Some people see a dip in BBT during implantation, about 5-7 days after ovulation. This is a one-day dip that may or may not fall below temperatures in the follicular phase. You will see your temperatures jump right back up the next day.
The reason for this dip is unknown and is not an accurate predictor of pregnancy. Many women who were not pregnant also experienced a dip in BBT in their luteal phase.
One possible theory is the production of estrogen during your cycle. Estrogen lowers the body’s temperature and progesterone raises it. Right before ovulation estrogen is at its highest, and usually BBT is at its lowest temperature. After ovulation progesterone rises, raising the temperature. During the luteal phase, there is a second rise in estrogen which could account for the dip. Pregnancy also causes a rise in estrogen.
Because both pregnant and non-pregnant women experience dips in BBT after ovulation, it isn’t a reliable way to tell whether you are pregnant. If you’re interested in what is going on in your body after ovulation with other signs that you might be pregnant, check out this article.

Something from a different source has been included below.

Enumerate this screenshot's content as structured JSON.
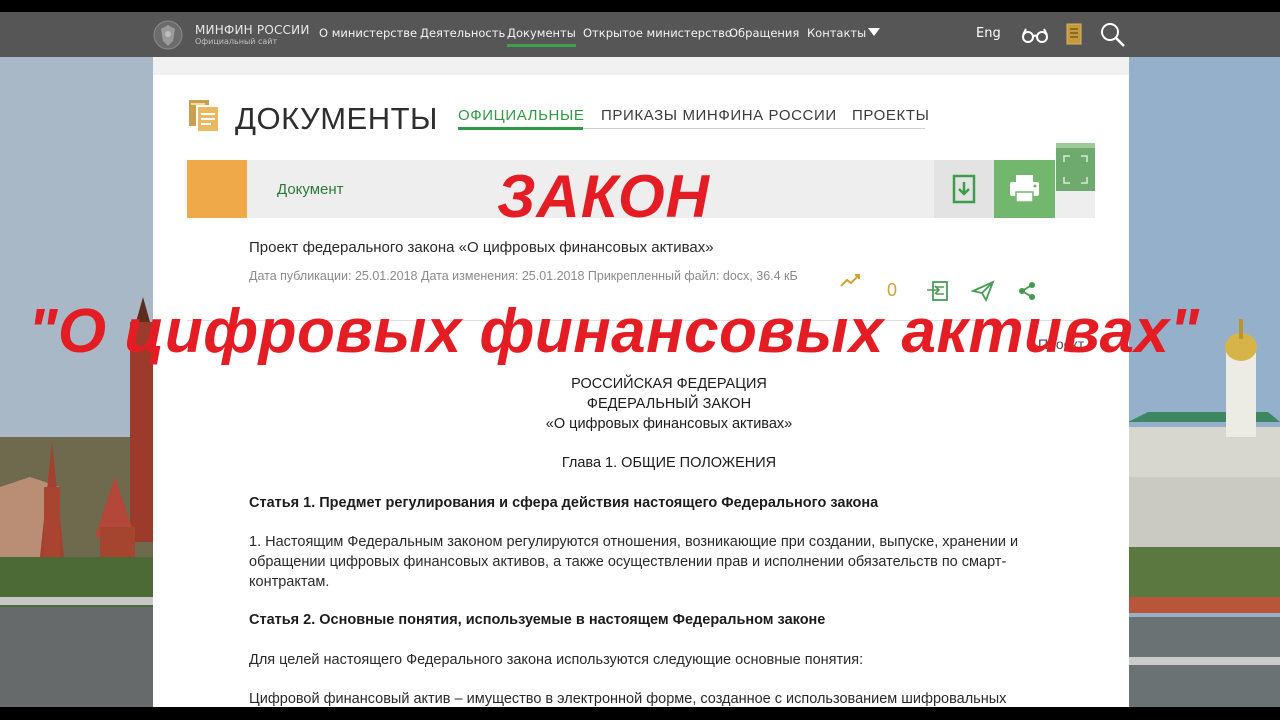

Using BBT for Pregnancy Planning
In conjunction with OPKs and cervical mucus, BBT charting can be a helpful tool in determining when your body ovulates during a regular cycle. Once you know your ovulation date, you can determine your fertile window: the 5 days before ovulation and ovulation day.
If you are TTC you want to use BBT to time sexual intercourse during the most fertile days. You can also use ovulation predictor kits to detect your LH (luteinizing hormone) surge that happens before ovulation.
You can continue tracking BBT after ovulation until you get your next period. Your body heat will go back down until your next cycle when the next egg is released.
It can be exciting to see a dip in temperature around days 5-7 after ovulation, but don’t get too excited, as it doesn’t always indicate a potential pregnancy. You can take a pregnancy test around 9 DPO (days past ovulation) and continue testing until you get your period or a positive test. If you need to test for pregnancy sooner, your healthcare provider can do a blood test.
In conclusion, basal body temperature (BBT) is a method used to track changes in body temperature throughout the menstrual cycle. BBT usually ranges between 96 and 98 degrees Fahrenheit before ovulation, and it rises by 0.5 to 1 degree after ovulation, known as the thermal shift. BBT rises approximately 24 hours after ovulation. However, BBT alone cannot predict or determine the exact timing of ovulation. It can only confirm ovulation after a sustained rise in temperature for at least three consecutive days. Therefore, relying solely on BBT as a fertility awareness method or a form of birth control may be unreliable. It is recommended to track BBT along with other methods such as monitoring cervical mucus and using ovulation predictor kits for more accurate prediction of fertile days. As with any family planning, make sure you are following the advice of a doctor.